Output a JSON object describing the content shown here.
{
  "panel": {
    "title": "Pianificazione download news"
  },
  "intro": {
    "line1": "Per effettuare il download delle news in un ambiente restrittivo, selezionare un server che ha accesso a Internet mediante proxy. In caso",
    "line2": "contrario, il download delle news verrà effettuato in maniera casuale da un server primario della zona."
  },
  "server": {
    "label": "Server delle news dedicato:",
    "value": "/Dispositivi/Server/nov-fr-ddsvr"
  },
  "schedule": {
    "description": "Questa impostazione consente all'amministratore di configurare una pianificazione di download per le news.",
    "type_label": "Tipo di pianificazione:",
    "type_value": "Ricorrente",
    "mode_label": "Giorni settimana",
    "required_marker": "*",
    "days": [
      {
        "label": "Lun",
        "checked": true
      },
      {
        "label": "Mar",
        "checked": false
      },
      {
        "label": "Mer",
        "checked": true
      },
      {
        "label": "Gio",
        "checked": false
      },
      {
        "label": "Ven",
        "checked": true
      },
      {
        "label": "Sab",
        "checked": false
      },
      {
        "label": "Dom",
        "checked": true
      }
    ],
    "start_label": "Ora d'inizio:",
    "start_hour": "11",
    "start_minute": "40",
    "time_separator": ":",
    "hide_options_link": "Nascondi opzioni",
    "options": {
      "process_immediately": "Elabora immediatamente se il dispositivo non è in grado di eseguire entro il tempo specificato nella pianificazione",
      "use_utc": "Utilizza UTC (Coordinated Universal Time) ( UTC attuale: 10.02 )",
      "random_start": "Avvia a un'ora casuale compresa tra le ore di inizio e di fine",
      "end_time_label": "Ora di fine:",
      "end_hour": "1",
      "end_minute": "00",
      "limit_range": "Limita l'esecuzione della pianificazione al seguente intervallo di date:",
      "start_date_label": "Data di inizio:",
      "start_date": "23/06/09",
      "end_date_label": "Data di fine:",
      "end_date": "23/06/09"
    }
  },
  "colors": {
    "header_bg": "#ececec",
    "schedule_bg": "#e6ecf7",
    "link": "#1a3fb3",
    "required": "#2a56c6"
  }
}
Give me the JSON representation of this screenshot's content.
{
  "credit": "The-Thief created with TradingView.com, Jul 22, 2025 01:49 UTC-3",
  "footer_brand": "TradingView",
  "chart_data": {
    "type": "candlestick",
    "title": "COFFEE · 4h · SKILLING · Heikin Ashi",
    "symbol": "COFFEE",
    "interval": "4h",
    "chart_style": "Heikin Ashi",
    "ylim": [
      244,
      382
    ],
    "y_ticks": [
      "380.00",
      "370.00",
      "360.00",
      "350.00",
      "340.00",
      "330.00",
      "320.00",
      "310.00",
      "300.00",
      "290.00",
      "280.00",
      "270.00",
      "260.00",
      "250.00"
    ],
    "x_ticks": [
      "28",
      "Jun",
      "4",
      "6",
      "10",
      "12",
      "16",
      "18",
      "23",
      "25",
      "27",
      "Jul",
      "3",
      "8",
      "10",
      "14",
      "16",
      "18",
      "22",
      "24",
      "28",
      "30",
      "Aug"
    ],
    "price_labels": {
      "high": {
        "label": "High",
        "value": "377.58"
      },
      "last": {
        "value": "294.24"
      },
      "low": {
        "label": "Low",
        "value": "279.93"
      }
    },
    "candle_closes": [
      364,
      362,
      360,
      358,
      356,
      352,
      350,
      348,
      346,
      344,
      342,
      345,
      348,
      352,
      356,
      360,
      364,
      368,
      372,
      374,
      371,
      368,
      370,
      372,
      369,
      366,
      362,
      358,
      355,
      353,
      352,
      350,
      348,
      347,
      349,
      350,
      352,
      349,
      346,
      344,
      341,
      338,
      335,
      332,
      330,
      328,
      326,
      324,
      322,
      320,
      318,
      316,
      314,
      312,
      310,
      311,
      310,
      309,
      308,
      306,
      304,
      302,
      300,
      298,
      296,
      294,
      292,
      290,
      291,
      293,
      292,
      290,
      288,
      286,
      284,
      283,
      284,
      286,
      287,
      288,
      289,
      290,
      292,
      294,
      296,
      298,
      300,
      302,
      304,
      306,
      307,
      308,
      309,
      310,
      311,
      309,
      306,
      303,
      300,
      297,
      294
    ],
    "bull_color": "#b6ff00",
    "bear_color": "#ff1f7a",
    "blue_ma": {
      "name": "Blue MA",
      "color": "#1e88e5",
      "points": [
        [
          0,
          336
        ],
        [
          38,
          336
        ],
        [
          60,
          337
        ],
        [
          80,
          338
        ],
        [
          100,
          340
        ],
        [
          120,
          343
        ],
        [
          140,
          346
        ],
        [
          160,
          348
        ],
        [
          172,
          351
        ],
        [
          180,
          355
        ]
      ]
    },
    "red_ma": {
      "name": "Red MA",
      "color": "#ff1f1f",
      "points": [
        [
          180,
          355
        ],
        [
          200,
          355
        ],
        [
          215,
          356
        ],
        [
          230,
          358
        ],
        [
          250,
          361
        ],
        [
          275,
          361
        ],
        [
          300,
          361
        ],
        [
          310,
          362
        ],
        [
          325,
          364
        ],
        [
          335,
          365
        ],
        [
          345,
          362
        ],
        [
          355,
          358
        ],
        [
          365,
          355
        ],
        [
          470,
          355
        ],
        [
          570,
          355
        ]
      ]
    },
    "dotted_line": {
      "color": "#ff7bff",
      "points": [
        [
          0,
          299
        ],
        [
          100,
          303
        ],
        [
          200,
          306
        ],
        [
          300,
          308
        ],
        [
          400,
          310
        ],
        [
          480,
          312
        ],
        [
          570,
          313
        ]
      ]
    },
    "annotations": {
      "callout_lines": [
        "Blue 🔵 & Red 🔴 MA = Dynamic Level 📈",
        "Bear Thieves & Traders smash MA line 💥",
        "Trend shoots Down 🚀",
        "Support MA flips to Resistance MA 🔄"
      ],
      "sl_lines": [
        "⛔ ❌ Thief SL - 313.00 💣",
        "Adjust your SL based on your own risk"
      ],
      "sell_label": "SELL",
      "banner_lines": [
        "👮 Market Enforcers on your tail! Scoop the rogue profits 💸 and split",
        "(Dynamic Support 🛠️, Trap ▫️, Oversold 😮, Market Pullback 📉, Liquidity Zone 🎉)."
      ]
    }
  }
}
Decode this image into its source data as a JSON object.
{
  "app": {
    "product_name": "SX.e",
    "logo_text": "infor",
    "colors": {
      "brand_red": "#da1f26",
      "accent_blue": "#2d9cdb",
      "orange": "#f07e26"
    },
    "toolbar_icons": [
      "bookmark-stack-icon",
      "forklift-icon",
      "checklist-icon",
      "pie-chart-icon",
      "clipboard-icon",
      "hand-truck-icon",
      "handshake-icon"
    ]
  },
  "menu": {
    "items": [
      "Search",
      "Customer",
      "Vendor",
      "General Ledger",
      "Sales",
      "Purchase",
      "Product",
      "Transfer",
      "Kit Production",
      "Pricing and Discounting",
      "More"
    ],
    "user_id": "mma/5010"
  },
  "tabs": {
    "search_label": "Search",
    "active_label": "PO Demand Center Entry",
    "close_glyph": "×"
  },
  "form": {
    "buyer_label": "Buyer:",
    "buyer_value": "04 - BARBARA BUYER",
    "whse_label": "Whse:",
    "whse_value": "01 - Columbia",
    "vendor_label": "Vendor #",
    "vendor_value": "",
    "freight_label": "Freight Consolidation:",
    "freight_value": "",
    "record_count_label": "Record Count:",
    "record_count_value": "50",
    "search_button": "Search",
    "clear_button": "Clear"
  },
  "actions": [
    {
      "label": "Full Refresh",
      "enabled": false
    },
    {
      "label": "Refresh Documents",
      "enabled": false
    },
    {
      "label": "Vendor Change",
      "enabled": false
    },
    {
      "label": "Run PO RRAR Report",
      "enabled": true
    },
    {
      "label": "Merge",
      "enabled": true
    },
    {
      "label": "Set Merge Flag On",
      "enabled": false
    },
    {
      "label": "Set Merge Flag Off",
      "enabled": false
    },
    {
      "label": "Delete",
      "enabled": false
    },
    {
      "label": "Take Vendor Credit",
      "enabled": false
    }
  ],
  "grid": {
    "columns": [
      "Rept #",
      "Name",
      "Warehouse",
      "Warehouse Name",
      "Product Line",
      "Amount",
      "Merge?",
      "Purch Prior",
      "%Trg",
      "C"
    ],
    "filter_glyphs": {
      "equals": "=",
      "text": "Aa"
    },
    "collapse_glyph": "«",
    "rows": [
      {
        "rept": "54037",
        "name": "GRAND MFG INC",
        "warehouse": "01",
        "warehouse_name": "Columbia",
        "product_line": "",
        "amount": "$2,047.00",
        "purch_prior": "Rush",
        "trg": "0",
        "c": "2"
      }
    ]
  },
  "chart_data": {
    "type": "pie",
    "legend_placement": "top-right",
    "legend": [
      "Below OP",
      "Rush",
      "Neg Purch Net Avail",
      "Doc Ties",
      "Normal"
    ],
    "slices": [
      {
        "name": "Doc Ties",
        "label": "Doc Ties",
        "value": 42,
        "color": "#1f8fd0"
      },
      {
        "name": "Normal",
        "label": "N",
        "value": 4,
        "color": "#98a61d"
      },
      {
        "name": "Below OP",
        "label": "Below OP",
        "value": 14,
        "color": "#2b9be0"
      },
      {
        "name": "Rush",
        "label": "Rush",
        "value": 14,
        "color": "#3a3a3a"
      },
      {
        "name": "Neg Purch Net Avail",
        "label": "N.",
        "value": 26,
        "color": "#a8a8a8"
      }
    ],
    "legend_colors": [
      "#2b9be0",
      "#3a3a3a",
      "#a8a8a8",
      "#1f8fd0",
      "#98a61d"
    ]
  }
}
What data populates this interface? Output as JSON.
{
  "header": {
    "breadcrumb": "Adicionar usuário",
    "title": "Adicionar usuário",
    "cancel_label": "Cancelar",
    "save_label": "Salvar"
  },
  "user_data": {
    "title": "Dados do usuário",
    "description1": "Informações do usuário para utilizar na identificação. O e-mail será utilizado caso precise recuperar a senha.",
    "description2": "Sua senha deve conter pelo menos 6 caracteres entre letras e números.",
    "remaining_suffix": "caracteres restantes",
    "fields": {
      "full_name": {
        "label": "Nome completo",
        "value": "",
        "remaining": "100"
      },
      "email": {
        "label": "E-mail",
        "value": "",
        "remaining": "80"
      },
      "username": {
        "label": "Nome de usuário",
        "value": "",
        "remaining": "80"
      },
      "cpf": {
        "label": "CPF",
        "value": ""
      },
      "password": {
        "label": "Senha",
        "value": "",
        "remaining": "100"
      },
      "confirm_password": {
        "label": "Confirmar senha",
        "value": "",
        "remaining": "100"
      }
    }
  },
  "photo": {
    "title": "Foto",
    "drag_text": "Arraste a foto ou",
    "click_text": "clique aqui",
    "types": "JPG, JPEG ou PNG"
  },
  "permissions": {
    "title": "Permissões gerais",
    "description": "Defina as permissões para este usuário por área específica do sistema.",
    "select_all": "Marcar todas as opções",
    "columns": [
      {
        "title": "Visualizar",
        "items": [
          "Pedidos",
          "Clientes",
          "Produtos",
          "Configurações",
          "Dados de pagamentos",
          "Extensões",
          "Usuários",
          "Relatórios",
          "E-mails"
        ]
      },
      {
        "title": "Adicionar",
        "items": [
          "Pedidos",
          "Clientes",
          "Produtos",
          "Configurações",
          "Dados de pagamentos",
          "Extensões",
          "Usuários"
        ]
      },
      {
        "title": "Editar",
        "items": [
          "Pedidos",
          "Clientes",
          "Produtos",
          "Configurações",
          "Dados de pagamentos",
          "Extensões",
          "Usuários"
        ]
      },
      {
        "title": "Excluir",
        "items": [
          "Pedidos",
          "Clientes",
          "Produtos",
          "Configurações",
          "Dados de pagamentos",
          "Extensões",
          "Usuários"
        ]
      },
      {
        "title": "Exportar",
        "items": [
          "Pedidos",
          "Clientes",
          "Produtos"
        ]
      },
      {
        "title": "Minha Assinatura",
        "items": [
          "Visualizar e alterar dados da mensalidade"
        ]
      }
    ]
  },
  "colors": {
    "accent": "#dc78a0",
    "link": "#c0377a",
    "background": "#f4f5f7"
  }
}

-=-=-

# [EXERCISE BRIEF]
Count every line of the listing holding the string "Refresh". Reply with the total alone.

# [YOUR RESPONSE]
2